It is not possible to avoid the appearance of images and inclinations in the mind: this occurs spontaneously and automatically until what is called voidness, sunna, is reached. To the disciple, to the fighting ascetic, some of these images are like strange and indifferent people whom we meet on the road and who pass by without attracting our attention. Others are like people we meet who wish to stop us: but since we see no point in it, we ourselves withdraw attention and pass on. Other images, however, are like people we meet and with whom we ourselves wish to walk, in the face of all reason. In this case we have to react and assert ourselves: the tendency of our will must be opposed from the start. (ibid, pg.114)
Once again we see the emphasis here on the will, not the individual will of the imagined persona, but rather the Tathatic-will of the Unborn. The latter is truly dominant if the Mind adept will allow IT to do ITs thing with effortless assurance—what we have referred to on many occasions within these blogs as the Wu-hsin effect. Evola, though, adds a fifth (to the other aforementioned four) variable that must also be present, and that is the ‘concentration of the heroic spirit’—this is that Recollective variable again—one that also takes on a transcendent, siddhi-like, quality:
The term iddhi (Skt.: siddhi) normally refers to powers of a supernormal character. Here it must be understood especially in relation to energies that are associated with warlike discipline-hatthisippādīni-without forgetting, however, that, on the path of awakening at least, we are dealing at the same time with forces on which the bodhi or panna element confers a quality that is not only human and that is not comparable to any that samsāra can offer, since it contains something of the “incomparable sureness” (anuttarassa yogakkhemassa). (emphasis mine) ibid, pg. 117

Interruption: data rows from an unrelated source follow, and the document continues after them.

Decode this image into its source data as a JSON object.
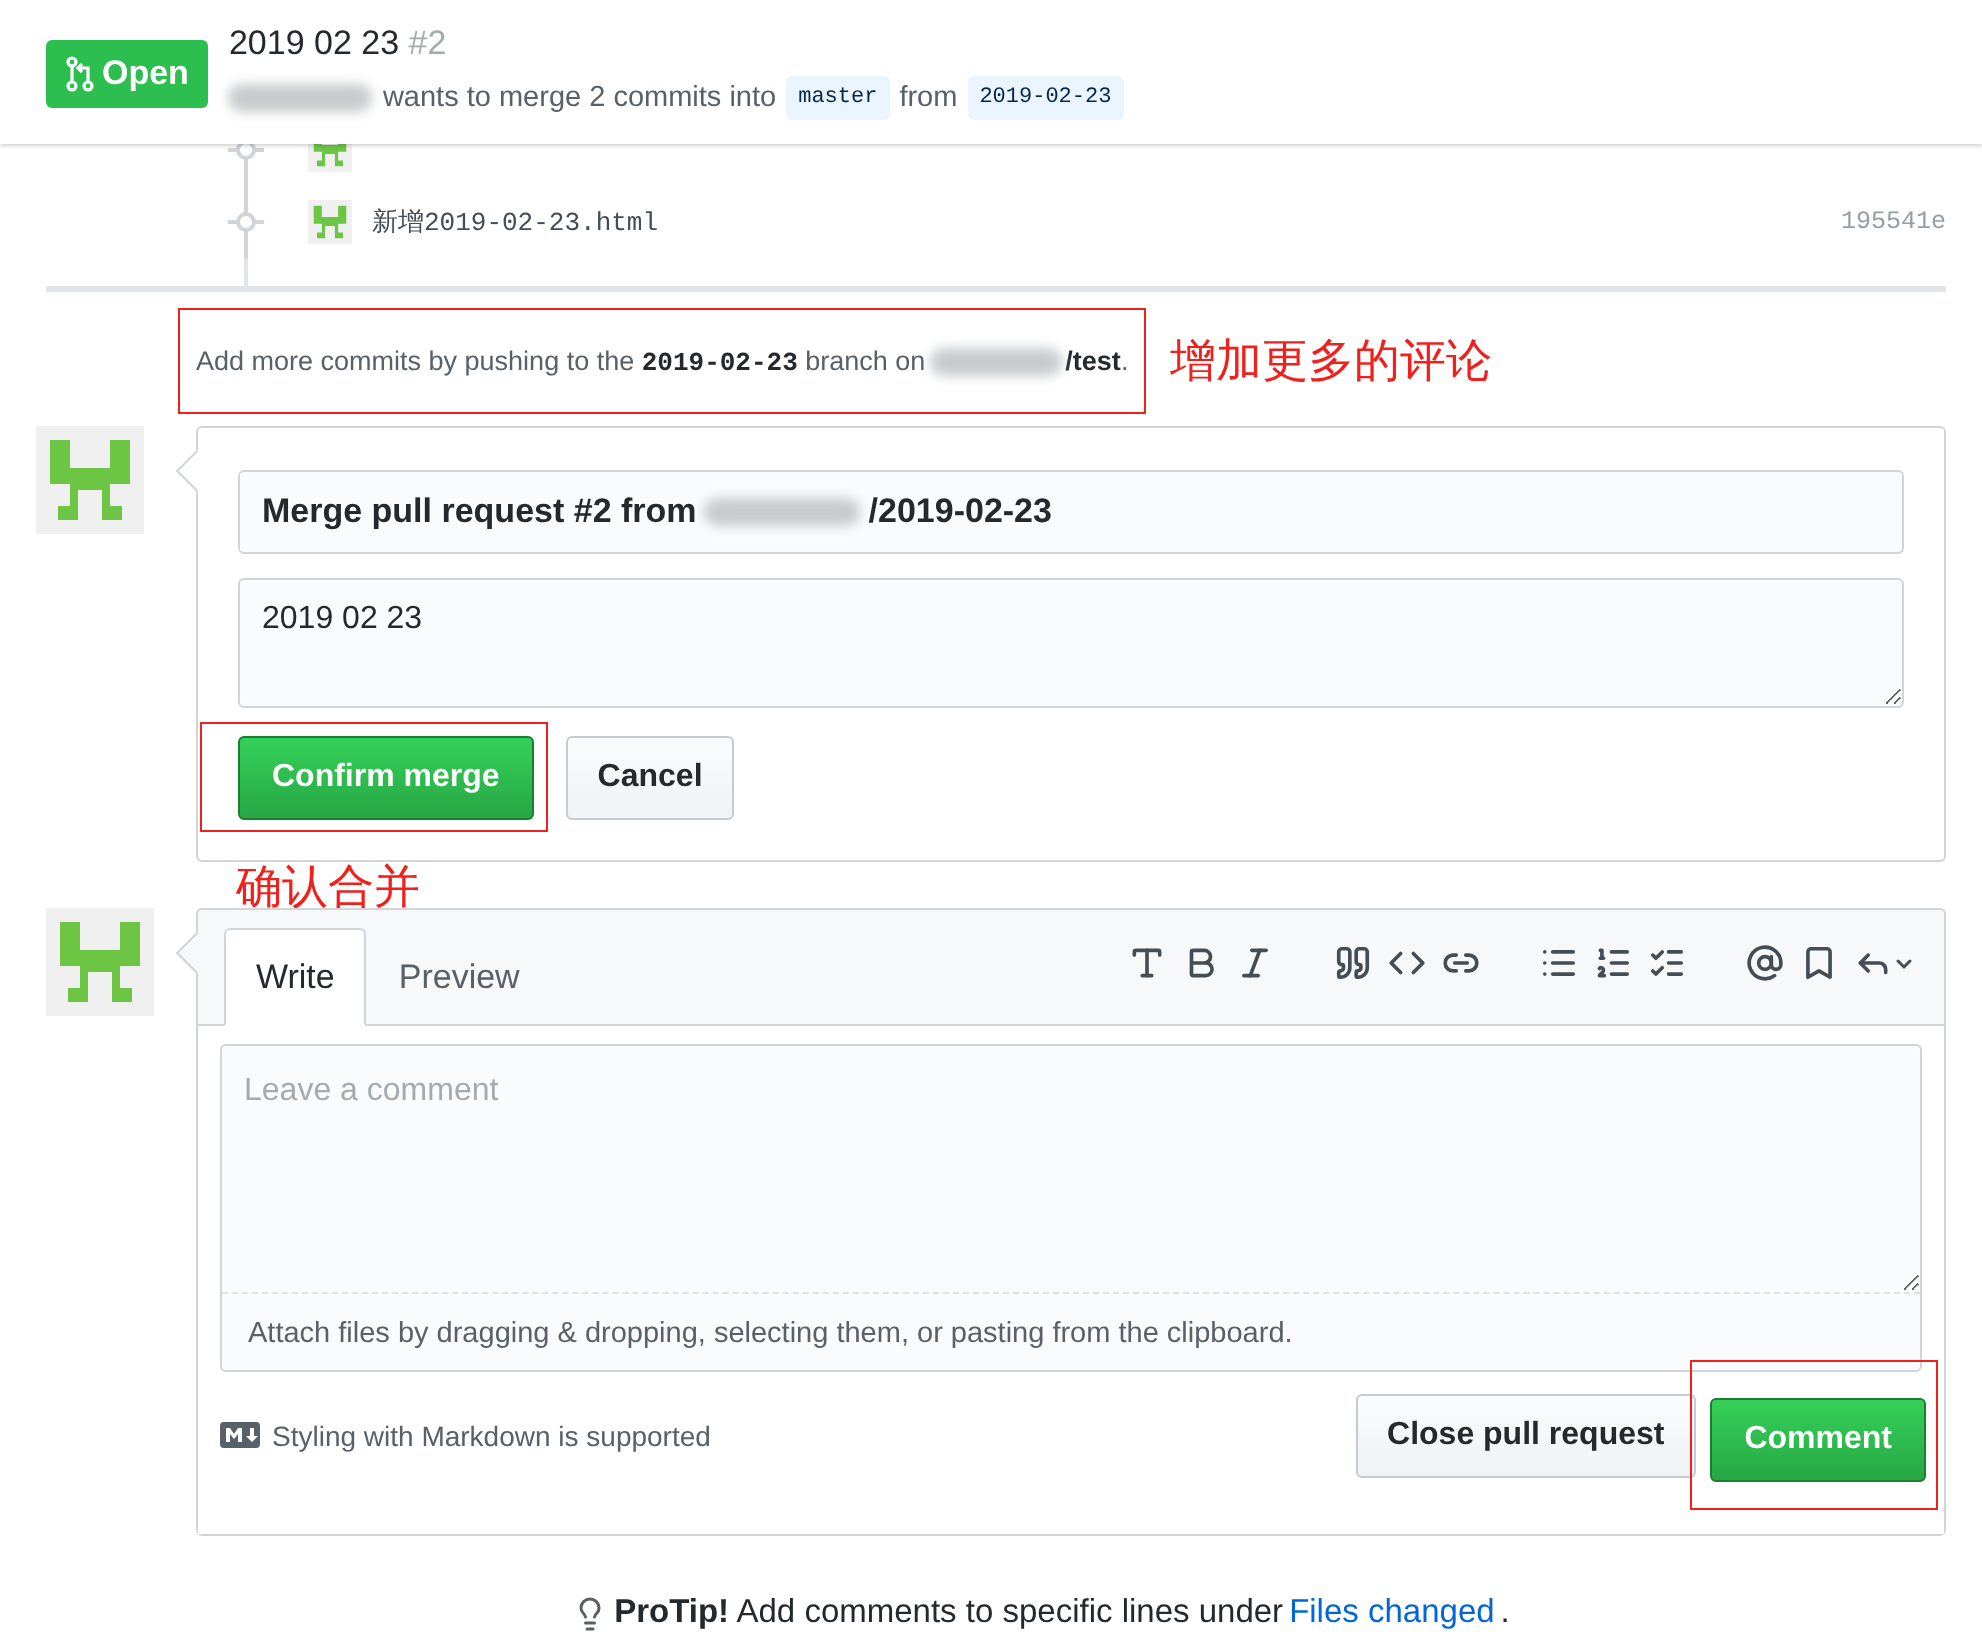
{
  "header": {
    "state": {
      "label": "Open"
    },
    "title": "2019 02 23",
    "number": "#2",
    "summary": "wants to merge 2 commits into",
    "base_branch": "master",
    "from_word": "from",
    "head_branch": "2019-02-23"
  },
  "commits": [
    {
      "message": "新增2019-02-23.html",
      "sha": "195541e"
    }
  ],
  "push_hint": "Add more commits by pushing to the **2019-02-23** branch on",
  "push_repo": "/test",
  "push_end": ".",
  "annotations": [
    "增加更多的评论",
    "确认合并"
  ],
  "merge_form": {
    "title_before": "Merge pull request #2 from",
    "title_after": "/2019-02-23",
    "message": "2019 02 23",
    "confirm": "Confirm merge",
    "cancel": "Cancel"
  },
  "comment_form": {
    "tabs": [
      {
        "label": "Write",
        "selected": true
      },
      {
        "label": "Preview",
        "selected": false
      }
    ],
    "placeholder": "Leave a comment",
    "attach": "Attach files by dragging & dropping, selecting them, or pasting from the clipboard.",
    "markdown": "Styling with Markdown is supported",
    "close": "Close pull request",
    "comment": "Comment"
  },
  "protip": {
    "title": "ProTip!",
    "text": "Add comments to specific lines under",
    "link": "Files changed",
    "end": "."
  }
}
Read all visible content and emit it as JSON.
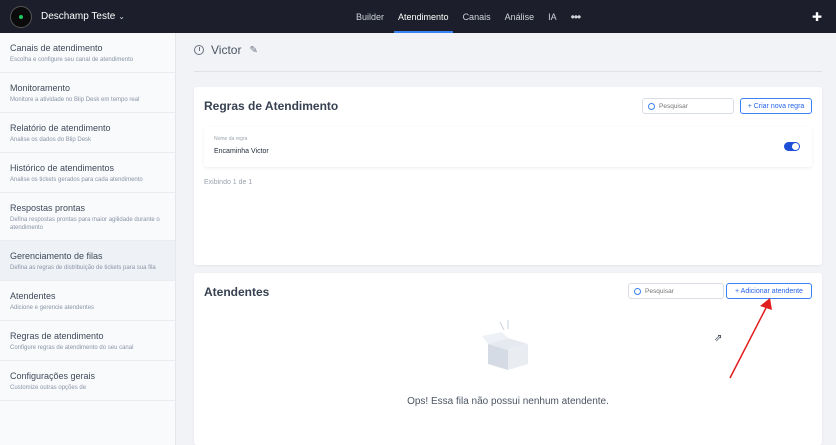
{
  "topbar": {
    "brand_name": "Deschamp Teste",
    "brand_chevron": "⌄",
    "nav": [
      "Builder",
      "Atendimento",
      "Canais",
      "Análise",
      "IA"
    ],
    "nav_more": "•••",
    "puzzle_glyph": "✚"
  },
  "sidebar": {
    "items": [
      {
        "title": "Canais de atendimento",
        "desc": "Escolha e configure seu canal de atendimento"
      },
      {
        "title": "Monitoramento",
        "desc": "Monitore a atividade no Blip Desk em tempo real"
      },
      {
        "title": "Relatório de atendimento",
        "desc": "Analise os dados do Blip Desk"
      },
      {
        "title": "Histórico de atendimentos",
        "desc": "Analise os tickets gerados para cada atendimento"
      },
      {
        "title": "Respostas prontas",
        "desc": "Defina respostas prontas para maior agilidade durante o atendimento"
      },
      {
        "title": "Gerenciamento de filas",
        "desc": "Defina as regras de distribuição de tickets para sua fila"
      },
      {
        "title": "Atendentes",
        "desc": "Adicione e gerencie atendentes"
      },
      {
        "title": "Regras de atendimento",
        "desc": "Configure regras de atendimento do seu canal"
      },
      {
        "title": "Configurações gerais",
        "desc": "Customize outras opções de"
      }
    ]
  },
  "queue": {
    "name": "Victor",
    "pencil": "✎"
  },
  "rules": {
    "title": "Regras de Atendimento",
    "search_placeholder": "Pesquisar",
    "create_button": "+ Criar nova regra",
    "row_label": "Nome da regra",
    "row_value": "Encaminha Victor",
    "toggle_on": true,
    "showing": "Exibindo 1 de 1"
  },
  "agents": {
    "title": "Atendentes",
    "search_placeholder": "Pesquisar",
    "add_button": "+ Adicionar atendente",
    "empty_text": "Ops! Essa fila não possui nenhum atendente."
  },
  "colors": {
    "topbar": "#1c1f2b",
    "accent": "#3b82f6",
    "annotation_arrow": "#e11d1d"
  },
  "icons": {
    "cursor": "⇗"
  }
}
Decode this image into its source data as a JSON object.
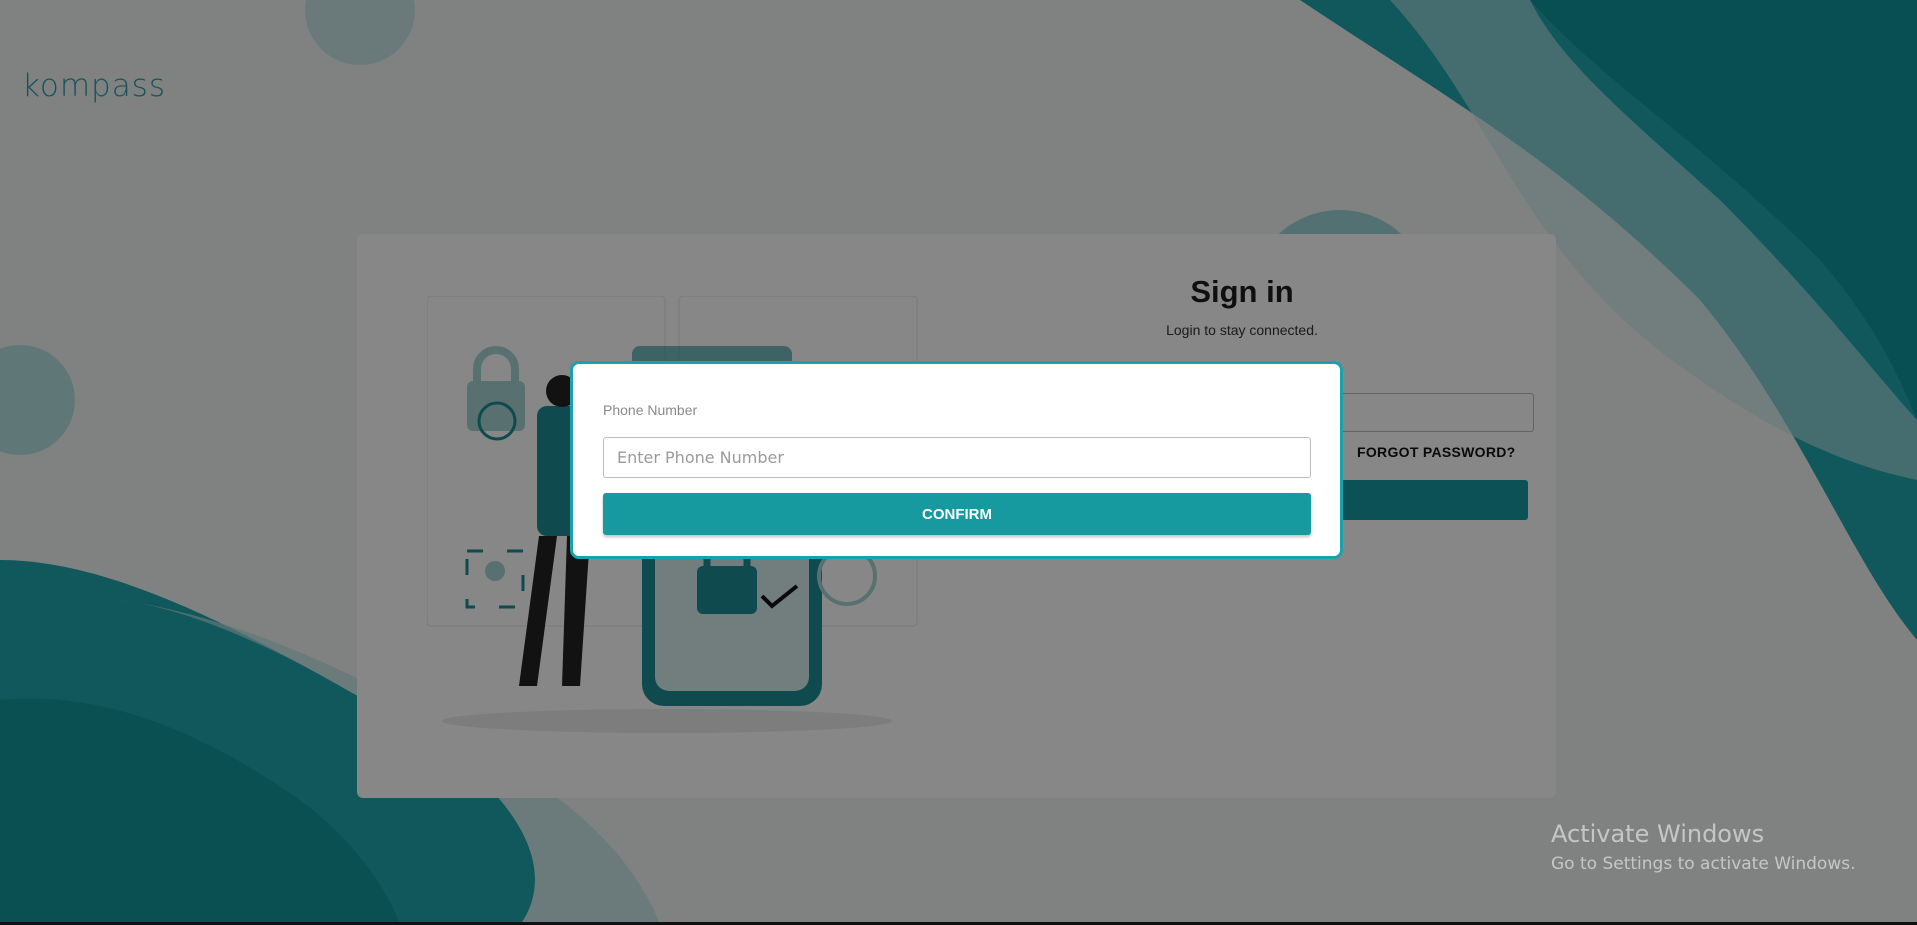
{
  "brand": {
    "logo_text": "kompass",
    "accent_color": "#17a2ad"
  },
  "signin": {
    "title": "Sign in",
    "subtitle": "Login to stay connected.",
    "forgot_label": "FORGOT PASSWORD?"
  },
  "modal": {
    "label": "Phone Number",
    "input_placeholder": "Enter Phone Number",
    "input_value": "",
    "confirm_label": "CONFIRM"
  },
  "watermark": {
    "line1": "Activate Windows",
    "line2": "Go to Settings to activate Windows."
  }
}
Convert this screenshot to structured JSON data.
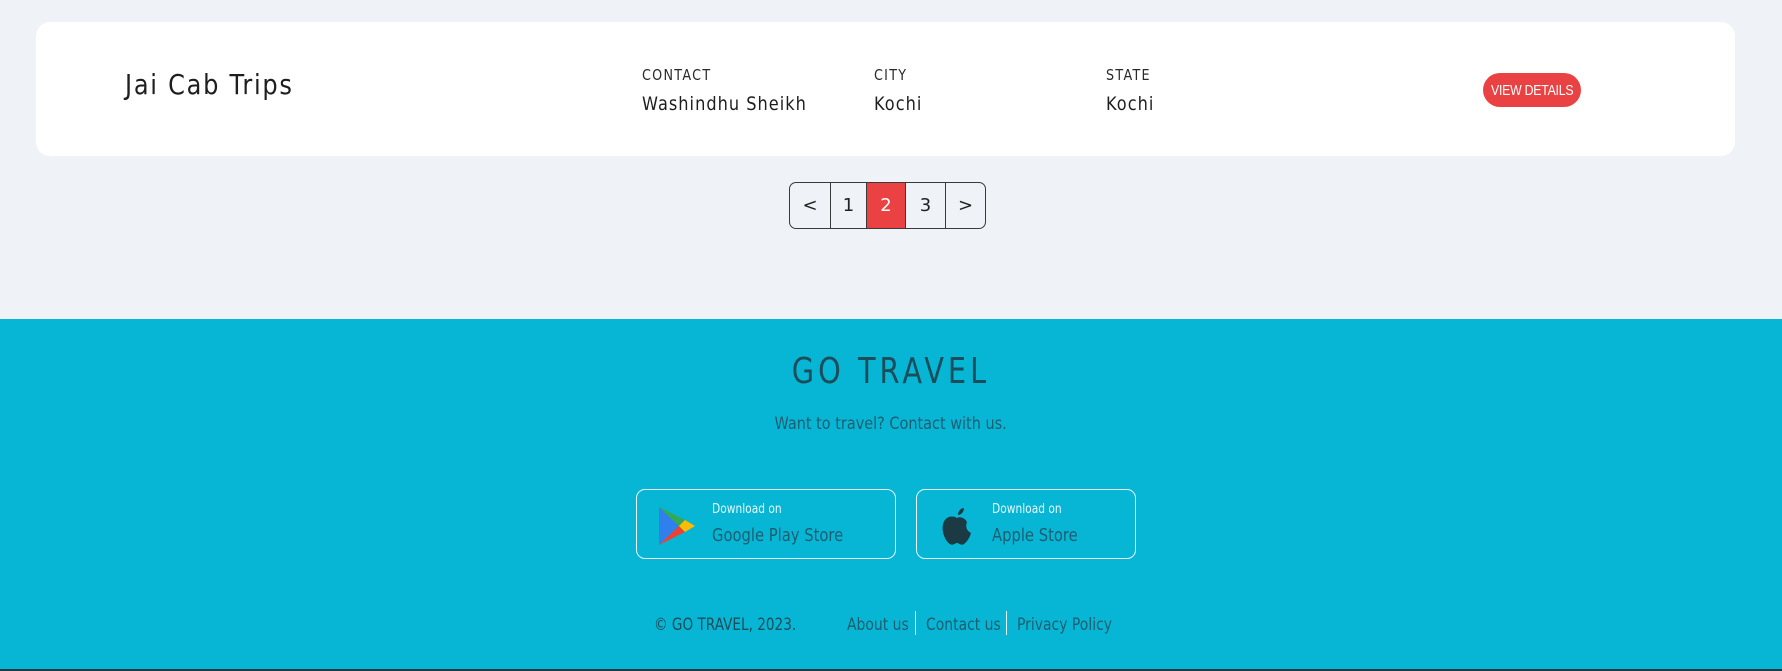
{
  "listing": {
    "company_name": "Jai Cab Trips",
    "contact_label": "CONTACT",
    "contact_value": "Washindhu Sheikh",
    "city_label": "CITY",
    "city_value": "Kochi",
    "state_label": "STATE",
    "state_value": "Kochi",
    "view_details_label": "VIEW DETAILS"
  },
  "pagination": {
    "prev_label": "<",
    "pages": [
      "1",
      "2",
      "3"
    ],
    "current_page": "2",
    "next_label": ">"
  },
  "footer": {
    "brand": "GO TRAVEL",
    "tagline": "Want to travel? Contact with us.",
    "google_play": {
      "small": "Download on",
      "big": "Google Play Store"
    },
    "apple_store": {
      "small": "Download on",
      "big": "Apple Store"
    },
    "copyright": "© GO TRAVEL, 2023.",
    "links": [
      "About us",
      "Contact us",
      "Privacy Policy"
    ]
  },
  "colors": {
    "accent": "#ea4143",
    "footer_bg": "#07b5d5",
    "page_bg": "#eff2f7"
  },
  "icons": {
    "google_play": "google-play-icon",
    "apple": "apple-icon"
  }
}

In conclusion of this section, what adepts in Tozen’s Zen School of the Unborn Mind refer to as, the Word, or Logos is something that Evola emphasizes here, too; it must be a determining factor in overcoming the lower impulses:
All this naturally demands the degree of mastery of the logos in us that enables our discriminating exactly between our thoughts. Those that can be organized and used in the required direction should be consolidated and established, working on the principle that the mind inclines toward what has been considered and pondered for a long time. In this respect, however, nothing can equal the benefits that come from a sense of innate dignity, as of a special race of spirit: then a reliable instinct will act and very little uncertainty will be felt in the task of “renouncing the low impulses of the mind.” (ibid, pg.115)